I wrote this morning about Robert Abela collaborating in the lie of his invisible Russian tenants that claimed they lived in her Żejtun property to acquire an EU passport. Lying about where one lives is a bit of a cottage industry in Malta.

Consider how many people lie about where they live in order to vote for their favourite candidate. This extract from the electoral roll for Valletta shows that José Herrera sleeps in his St Christopher Street office together with four relatives, including his mother, herself a near permanent feature of St Vincent Street in Sliema.

Four relatives weren’t enough. His nephew Alexander Herrera filed a court application to force a change to the electoral register so he is shown as another inhabitant of what must be by now a very smelly, overcrowded office. The court accepted the application presumably believing his sworn statement that he lives under his uncle’s desk is truthful.

It almost certainly isn’t.

At some point these people made a false declaration about where they live and José Herrera, a government minister looking for confirmation, knows this. He did not draw the court’s attention that all these Herreras do not really sleep on his office boardroom. He did not do that because he expects them to vote for him and that alone justifies lying in an official declaration.

If José Herrera were to even feel an inclination to defend himself from this, he’d say ‘everybody’ does it.

That is not entirely true, but it is almost true. Many do it. This is one of those laws that are observed in the breach. It is a declaration the electoral commission, the identity management agency, and the courts fully expect to be false and do not blink in response.

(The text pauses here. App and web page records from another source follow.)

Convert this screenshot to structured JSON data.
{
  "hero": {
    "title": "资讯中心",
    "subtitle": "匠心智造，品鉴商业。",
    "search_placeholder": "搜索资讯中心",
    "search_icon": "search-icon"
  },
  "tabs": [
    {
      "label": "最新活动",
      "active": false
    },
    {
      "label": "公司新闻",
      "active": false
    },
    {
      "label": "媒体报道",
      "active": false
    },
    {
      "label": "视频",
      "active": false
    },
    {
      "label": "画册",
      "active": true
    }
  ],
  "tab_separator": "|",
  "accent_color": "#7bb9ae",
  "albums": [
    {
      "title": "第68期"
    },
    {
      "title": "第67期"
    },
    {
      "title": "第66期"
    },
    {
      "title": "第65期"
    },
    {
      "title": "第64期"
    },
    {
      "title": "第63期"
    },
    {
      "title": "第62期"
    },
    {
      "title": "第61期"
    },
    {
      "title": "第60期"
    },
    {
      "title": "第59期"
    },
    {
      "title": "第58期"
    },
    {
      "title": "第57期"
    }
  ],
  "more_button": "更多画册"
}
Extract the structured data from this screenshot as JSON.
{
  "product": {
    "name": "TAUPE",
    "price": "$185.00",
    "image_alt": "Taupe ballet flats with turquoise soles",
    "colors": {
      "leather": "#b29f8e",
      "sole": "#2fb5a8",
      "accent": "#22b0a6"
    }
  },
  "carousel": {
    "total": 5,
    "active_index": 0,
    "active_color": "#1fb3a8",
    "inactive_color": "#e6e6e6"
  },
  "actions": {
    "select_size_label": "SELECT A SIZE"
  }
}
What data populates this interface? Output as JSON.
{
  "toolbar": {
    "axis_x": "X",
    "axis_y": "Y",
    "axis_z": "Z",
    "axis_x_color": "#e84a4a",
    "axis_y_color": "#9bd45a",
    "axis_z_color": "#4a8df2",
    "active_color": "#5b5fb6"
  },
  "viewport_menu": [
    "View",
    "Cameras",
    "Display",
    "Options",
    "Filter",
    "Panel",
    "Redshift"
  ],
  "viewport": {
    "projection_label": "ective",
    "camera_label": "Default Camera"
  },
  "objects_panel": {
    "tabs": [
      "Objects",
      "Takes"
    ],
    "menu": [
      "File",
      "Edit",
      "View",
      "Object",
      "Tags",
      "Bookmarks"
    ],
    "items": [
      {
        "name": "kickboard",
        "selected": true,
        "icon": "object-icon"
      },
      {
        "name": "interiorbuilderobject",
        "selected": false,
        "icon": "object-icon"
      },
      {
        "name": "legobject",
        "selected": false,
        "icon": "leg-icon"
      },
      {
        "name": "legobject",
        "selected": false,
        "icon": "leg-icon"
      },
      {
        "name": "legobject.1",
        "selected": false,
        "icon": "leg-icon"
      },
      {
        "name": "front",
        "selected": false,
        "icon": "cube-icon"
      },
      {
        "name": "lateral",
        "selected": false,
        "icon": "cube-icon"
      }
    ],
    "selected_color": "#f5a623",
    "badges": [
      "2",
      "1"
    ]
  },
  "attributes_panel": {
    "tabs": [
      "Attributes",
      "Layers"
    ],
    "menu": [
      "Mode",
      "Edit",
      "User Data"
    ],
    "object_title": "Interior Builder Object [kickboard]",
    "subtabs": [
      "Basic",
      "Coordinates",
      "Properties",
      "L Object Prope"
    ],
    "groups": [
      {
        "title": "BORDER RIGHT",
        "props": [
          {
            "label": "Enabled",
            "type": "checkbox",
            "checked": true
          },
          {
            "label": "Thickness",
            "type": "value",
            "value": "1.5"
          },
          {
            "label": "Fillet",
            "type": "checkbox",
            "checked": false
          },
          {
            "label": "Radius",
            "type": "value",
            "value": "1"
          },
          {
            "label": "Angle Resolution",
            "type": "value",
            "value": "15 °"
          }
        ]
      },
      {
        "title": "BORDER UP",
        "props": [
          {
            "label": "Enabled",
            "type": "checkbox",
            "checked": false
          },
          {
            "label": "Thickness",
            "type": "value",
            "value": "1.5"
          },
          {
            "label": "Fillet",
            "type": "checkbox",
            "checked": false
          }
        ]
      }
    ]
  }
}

Everybody does it. But that’s just the problem, isn’t it? An oath is worth nothing in this country, especially if a government minister stands to gain from its breaking.